clock menu more-arrow no yes

Filed under:

The door is still open for Jonathan Drouin with the Tampa Bay Lightning

New, comments

Moving forward is a priority but moving away isn't the only course with the Lightning and Jonathan Doruin.

Scott Thomas

Captain Steven Stamkos has dominated the media of late with speculation from the media and General Manager Steve Yzerman issuing a collective "shut up, I'm not going there" statement yesterday. With #91 being the focus of attention lately, the plight of AWOL Jonathan Drouin has fallen by the wayside for the most part. The league had given chasing Drouin (and listening to the bombast of his agent, Allan Walsh) the girth of its attention since Walsh broke the news that Drouin wanted out of the Tampa Bay Lightning organization.

So is there anything of note regarding Drouin out there, like whispers and rumors about teams that are courting Steve Yzerman in hopes to acquire the disconnected and sought after forward? Not exactly. There was something of note to pass (yesterday) in reflection on the Tampa Bay Lightning's back-to-back jaunt through Eastern Canada last week. From TSN's Frank Seravalli:

One interesting note from hanging around Tampa Bay last week: players would welcome Jonathan Drouin back with open arms. That ship has sailed, with Drouin divorcing himself from the Lightning as he awaits a trade, but there aren't any hard feelings lingering within that room. One player said he wished Tampa Bay had more time in Montreal last week (the Lightning were playing back-to-back games) so a group could sit down with Drouin to try and coax him into coming back. The message: "You have a chance to really be a part of something special here."
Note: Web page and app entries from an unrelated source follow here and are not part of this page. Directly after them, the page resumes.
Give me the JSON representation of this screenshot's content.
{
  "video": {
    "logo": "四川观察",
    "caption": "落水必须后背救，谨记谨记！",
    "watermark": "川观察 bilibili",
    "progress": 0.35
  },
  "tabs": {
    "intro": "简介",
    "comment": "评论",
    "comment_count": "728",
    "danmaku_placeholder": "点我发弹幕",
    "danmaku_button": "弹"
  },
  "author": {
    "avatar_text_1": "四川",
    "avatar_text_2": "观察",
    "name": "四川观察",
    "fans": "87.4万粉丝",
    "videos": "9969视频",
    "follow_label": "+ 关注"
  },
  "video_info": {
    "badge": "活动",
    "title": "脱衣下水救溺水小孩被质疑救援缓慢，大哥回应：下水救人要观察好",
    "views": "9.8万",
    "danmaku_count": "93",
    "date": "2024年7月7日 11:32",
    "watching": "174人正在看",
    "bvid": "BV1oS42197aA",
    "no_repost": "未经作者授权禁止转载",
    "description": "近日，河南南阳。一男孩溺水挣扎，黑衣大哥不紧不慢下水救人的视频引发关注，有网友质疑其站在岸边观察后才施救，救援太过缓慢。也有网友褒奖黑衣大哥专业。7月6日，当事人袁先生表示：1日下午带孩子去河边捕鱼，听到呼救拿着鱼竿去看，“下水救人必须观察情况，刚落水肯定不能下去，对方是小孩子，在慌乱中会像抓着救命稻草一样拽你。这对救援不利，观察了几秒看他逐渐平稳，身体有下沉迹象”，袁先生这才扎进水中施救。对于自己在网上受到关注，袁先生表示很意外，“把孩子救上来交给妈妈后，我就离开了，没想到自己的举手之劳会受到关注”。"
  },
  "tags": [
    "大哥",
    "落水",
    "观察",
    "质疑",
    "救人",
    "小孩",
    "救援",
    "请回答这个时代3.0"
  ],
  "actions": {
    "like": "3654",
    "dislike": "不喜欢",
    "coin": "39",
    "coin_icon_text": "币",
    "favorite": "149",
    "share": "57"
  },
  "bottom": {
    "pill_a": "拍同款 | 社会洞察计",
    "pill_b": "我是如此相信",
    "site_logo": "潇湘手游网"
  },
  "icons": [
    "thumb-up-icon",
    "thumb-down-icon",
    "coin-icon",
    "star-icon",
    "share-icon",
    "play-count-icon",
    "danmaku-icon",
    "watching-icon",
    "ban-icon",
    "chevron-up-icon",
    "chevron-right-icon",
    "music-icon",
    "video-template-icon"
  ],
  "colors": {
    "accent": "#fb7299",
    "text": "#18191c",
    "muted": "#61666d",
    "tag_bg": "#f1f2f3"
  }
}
(Stick tap to Bolt Prospects for tweeting this out)

Colleagues and peer support is sound and shouldn't be faulted except in certain instances that aren't exactly seen here. What is seen is that reconciliation can happen in the Lightning locker room and they (the players) would work for it. That's something commendable for a team: Working together to build up the unit and settle issues and strengthen cohesion.

One thing that Seravalli gets wrong, or at least is considered wrong, is how the "ship has sailed" and the concept of Drouin returning to the Lightning can't happen... At least it's wrong from the Tampa Bay perspective.  Yzerman stated that his door is open to talks with the young forward, though that statement can be lost pretty easy in the overall positioning of the article to frame out Yzerman's remarks that priorities of the Lightning are his thing, not satisfying the wants of Drouin and Walsh.

That open door contrasts the "ship has sailed" remark, don't it? If Octagon Hockey (the agency run by Walsh) and Drouin have a hard-line stance of getting out of Tampa Bay, that's one thing. In some lights it's arguable that Drouin has disconnected himself from the locker room he's been a part of and his next destination was all that mattered.

The whole concept of reunification isn't something that Lightning fans are hoping for. Much like Yzerman has said since this whole situation came to a head, the focus is on the Tampa Bay Lightning professional hockey club and what's best for the team on a professional and competitive level. The drama playing out with Allan Walsh's attention grab was not of that variety. Not nearly. Where things went from there did not help and it's understandable that fans got disgruntled and hostility roared with the walk-out in Syracuse. Between those actions from Octagon Hockey and Drouin himself to the bulk of those who would be watching him in person at 401 Channelside Drive, the ship had indeed sailed.

The port is still open though, at least from past statements from Yzerman.

Who knows, Drouin could be dealt by the time you read this... Or he could be on a flight to Tampa, or might be sitting at home still waiting... If there aren't hard feelings among the Bolts for Drouin and an understanding of the whole process of becoming over the perception of entitlement can be reached, Drouin might not be done with the Lightning. That's a challenge on both sides.